##### Data records

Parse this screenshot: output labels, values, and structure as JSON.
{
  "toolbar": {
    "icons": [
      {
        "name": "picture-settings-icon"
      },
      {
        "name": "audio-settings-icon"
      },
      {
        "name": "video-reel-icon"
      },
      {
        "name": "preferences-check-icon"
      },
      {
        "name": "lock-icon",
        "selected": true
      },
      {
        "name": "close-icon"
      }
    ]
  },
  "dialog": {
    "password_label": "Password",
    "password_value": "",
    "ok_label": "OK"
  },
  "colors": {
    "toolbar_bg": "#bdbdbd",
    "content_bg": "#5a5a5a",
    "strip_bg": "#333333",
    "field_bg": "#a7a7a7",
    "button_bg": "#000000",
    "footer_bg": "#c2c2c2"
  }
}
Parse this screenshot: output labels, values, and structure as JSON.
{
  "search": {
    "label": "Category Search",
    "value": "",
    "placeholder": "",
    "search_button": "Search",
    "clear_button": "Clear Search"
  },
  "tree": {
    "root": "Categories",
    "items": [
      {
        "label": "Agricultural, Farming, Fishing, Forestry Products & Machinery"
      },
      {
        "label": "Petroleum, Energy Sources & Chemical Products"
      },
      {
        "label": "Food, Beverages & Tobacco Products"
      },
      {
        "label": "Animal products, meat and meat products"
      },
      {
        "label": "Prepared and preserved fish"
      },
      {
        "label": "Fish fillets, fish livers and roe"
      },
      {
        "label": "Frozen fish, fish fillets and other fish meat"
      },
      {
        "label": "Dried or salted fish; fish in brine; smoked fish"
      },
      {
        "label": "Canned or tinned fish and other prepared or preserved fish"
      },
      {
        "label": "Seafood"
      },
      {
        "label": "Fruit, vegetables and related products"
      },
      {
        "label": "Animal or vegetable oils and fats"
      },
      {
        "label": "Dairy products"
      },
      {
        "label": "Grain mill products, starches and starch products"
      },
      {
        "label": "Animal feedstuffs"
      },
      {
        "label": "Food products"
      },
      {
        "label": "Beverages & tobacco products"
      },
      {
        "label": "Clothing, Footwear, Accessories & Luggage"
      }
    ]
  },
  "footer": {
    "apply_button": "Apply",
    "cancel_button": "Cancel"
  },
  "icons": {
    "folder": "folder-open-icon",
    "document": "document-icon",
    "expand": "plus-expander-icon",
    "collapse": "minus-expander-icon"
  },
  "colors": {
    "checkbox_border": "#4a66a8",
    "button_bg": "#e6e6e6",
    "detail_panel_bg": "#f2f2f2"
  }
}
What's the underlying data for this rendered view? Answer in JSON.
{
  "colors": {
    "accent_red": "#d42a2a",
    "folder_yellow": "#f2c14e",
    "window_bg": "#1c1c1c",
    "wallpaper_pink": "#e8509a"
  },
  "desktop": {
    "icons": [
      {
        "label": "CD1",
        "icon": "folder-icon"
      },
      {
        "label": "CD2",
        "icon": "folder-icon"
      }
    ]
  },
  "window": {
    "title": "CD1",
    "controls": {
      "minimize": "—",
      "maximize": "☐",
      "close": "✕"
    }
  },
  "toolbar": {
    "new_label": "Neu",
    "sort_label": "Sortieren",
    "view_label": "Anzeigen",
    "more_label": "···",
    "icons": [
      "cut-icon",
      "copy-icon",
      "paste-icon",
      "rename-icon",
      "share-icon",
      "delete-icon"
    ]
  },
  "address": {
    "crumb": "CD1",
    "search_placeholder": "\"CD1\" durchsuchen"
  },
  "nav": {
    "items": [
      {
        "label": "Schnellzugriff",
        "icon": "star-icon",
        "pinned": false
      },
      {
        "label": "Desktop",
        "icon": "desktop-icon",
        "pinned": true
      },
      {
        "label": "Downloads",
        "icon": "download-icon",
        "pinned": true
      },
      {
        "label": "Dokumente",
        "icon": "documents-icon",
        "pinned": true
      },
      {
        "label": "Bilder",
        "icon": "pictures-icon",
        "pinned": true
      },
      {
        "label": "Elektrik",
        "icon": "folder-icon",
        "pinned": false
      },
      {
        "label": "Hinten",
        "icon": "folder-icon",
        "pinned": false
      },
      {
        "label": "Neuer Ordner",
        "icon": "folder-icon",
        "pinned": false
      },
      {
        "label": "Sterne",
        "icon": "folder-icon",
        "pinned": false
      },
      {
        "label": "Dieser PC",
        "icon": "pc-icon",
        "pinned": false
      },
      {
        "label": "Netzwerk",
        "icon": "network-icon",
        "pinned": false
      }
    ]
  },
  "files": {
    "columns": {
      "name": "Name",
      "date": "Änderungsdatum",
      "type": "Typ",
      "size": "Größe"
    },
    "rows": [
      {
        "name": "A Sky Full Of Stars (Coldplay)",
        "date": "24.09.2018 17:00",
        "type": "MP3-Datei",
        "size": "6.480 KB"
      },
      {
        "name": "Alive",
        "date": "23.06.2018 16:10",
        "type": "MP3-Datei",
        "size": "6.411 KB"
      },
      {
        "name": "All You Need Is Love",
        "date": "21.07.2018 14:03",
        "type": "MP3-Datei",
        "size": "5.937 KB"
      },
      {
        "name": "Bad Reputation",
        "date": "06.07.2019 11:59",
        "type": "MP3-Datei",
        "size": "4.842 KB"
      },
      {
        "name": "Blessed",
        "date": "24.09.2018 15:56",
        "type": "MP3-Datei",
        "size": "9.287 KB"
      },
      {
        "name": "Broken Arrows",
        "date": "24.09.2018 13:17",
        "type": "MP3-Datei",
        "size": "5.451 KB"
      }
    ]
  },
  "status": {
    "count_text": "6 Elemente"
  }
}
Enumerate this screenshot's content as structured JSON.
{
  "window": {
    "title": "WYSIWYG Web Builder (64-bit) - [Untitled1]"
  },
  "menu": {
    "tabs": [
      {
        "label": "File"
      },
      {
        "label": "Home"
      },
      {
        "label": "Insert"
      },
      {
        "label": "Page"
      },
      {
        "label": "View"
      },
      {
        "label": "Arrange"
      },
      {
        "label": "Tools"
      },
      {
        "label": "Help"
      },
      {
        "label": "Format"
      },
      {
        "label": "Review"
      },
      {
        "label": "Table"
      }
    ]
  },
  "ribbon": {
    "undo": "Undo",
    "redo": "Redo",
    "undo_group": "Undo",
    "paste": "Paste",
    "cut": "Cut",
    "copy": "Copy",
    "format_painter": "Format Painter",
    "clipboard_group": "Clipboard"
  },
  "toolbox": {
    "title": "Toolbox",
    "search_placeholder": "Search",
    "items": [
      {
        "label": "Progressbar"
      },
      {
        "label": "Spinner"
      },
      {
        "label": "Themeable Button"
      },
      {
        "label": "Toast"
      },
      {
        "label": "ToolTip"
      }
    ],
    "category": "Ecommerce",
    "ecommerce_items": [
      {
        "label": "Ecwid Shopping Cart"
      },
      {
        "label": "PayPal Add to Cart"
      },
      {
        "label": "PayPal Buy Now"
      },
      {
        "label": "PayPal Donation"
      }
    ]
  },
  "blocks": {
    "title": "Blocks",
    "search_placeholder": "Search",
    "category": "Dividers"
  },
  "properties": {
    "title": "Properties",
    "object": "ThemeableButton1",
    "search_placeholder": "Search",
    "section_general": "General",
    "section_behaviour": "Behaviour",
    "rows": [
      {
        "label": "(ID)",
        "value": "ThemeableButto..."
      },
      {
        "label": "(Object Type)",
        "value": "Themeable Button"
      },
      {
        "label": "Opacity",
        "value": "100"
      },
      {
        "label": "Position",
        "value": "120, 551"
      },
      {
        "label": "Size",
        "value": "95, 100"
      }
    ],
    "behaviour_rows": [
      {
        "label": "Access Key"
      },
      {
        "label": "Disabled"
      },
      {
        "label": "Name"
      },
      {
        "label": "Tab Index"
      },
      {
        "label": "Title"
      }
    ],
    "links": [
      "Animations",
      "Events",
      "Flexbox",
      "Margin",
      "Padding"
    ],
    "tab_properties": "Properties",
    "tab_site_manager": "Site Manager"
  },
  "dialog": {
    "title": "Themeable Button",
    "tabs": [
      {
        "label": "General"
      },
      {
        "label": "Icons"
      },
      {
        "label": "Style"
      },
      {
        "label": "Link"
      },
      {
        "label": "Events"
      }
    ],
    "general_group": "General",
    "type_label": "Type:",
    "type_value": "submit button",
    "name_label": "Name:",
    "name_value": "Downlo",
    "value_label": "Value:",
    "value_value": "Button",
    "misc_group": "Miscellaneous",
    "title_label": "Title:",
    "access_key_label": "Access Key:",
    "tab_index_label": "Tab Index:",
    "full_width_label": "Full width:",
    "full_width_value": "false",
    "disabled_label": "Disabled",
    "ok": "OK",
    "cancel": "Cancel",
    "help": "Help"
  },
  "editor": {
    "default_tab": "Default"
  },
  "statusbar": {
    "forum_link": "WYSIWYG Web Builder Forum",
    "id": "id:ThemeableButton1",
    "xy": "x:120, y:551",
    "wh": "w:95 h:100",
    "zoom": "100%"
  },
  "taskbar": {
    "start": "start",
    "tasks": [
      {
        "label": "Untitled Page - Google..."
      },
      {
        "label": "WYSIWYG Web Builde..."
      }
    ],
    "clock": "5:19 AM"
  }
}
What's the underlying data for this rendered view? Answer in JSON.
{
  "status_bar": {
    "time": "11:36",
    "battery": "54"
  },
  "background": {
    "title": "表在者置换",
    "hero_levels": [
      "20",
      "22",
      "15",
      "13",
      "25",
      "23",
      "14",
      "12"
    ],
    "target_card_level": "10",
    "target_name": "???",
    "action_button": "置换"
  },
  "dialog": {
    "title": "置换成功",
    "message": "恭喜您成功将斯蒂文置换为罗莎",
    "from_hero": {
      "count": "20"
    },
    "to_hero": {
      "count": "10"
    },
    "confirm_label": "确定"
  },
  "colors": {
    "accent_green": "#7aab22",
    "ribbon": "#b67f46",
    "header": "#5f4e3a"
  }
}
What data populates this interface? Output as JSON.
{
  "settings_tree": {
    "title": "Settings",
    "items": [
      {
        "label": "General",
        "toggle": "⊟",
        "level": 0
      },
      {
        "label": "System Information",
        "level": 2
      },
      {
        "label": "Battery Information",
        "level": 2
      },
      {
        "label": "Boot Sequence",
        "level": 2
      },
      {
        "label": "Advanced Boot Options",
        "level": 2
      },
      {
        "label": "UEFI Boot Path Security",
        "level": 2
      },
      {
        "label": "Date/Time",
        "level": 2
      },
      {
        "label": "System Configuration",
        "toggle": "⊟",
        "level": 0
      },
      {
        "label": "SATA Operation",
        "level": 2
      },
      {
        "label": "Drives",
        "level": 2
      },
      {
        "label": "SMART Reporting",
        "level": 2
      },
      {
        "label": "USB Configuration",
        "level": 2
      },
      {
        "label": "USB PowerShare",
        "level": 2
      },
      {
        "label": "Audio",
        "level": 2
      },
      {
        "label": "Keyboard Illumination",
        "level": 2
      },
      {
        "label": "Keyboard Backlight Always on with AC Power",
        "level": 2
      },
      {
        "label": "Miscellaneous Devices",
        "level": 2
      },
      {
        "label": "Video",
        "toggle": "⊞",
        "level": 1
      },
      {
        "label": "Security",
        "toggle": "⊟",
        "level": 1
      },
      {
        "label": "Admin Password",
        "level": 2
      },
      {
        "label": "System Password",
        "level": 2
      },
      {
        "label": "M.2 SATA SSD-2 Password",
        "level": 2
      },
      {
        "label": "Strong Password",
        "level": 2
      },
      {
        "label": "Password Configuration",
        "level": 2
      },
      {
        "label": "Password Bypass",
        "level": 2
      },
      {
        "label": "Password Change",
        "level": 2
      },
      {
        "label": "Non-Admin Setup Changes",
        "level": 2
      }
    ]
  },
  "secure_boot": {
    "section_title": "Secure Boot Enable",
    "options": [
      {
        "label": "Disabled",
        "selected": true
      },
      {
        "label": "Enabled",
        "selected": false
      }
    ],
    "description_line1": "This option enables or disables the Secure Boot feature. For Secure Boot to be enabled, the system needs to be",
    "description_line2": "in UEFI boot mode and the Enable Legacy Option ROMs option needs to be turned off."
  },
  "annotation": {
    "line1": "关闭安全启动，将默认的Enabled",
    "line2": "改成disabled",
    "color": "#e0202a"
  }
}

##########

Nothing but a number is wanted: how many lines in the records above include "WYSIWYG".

- **Solved problem**: 3